What is needed: The response must be made up of the lines in the entries below that contain "placeholder".

Dataset records:

+ + + + + + +

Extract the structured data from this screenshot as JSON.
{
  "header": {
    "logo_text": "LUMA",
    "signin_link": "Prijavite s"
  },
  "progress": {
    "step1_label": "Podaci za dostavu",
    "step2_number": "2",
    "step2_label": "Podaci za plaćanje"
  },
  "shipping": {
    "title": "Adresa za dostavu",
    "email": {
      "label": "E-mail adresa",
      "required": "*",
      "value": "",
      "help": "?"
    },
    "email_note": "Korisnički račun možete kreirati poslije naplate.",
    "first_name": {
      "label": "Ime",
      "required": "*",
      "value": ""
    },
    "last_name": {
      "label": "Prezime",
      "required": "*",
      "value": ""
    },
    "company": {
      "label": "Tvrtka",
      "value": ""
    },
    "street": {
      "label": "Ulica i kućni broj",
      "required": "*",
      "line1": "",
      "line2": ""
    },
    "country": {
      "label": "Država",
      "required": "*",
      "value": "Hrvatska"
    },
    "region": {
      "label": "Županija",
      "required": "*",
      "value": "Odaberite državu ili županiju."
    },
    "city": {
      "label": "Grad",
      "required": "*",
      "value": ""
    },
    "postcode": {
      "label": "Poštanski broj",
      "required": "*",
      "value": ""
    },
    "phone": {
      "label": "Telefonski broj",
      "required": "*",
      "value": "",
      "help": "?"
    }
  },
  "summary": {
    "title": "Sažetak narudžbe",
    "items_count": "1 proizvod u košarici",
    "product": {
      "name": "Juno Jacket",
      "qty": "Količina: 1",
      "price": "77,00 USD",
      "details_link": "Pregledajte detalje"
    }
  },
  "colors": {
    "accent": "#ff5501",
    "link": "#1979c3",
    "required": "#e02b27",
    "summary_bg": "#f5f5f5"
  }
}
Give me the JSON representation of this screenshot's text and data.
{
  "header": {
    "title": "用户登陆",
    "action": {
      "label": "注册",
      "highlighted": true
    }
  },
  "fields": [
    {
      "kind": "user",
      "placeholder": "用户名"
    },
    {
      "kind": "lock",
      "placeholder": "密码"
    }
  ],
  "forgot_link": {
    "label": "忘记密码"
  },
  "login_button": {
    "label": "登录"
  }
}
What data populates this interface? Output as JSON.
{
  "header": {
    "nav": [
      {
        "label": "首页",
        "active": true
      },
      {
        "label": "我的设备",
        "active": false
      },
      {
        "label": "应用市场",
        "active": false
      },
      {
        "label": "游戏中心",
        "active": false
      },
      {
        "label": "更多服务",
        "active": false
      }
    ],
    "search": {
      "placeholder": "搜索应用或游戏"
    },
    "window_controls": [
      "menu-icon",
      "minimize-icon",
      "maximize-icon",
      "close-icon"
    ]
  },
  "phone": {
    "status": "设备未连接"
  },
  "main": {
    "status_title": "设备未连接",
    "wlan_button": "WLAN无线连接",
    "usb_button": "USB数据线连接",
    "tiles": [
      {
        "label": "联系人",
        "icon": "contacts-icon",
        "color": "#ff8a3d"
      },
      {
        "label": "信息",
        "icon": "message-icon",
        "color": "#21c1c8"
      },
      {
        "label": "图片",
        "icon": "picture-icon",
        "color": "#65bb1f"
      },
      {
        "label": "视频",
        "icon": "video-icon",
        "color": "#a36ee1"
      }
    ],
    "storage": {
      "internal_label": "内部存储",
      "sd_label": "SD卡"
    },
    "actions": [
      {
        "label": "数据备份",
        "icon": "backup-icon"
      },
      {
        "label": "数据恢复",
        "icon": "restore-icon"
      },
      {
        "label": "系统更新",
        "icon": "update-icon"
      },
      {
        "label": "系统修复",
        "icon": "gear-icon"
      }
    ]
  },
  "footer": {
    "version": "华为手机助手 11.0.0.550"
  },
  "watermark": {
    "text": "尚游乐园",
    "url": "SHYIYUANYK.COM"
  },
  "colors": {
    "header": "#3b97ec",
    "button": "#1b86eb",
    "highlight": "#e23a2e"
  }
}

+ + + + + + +

Task result:
      "placeholder": "用户名"
      "placeholder": "密码"
      "placeholder": "搜索应用或游戏"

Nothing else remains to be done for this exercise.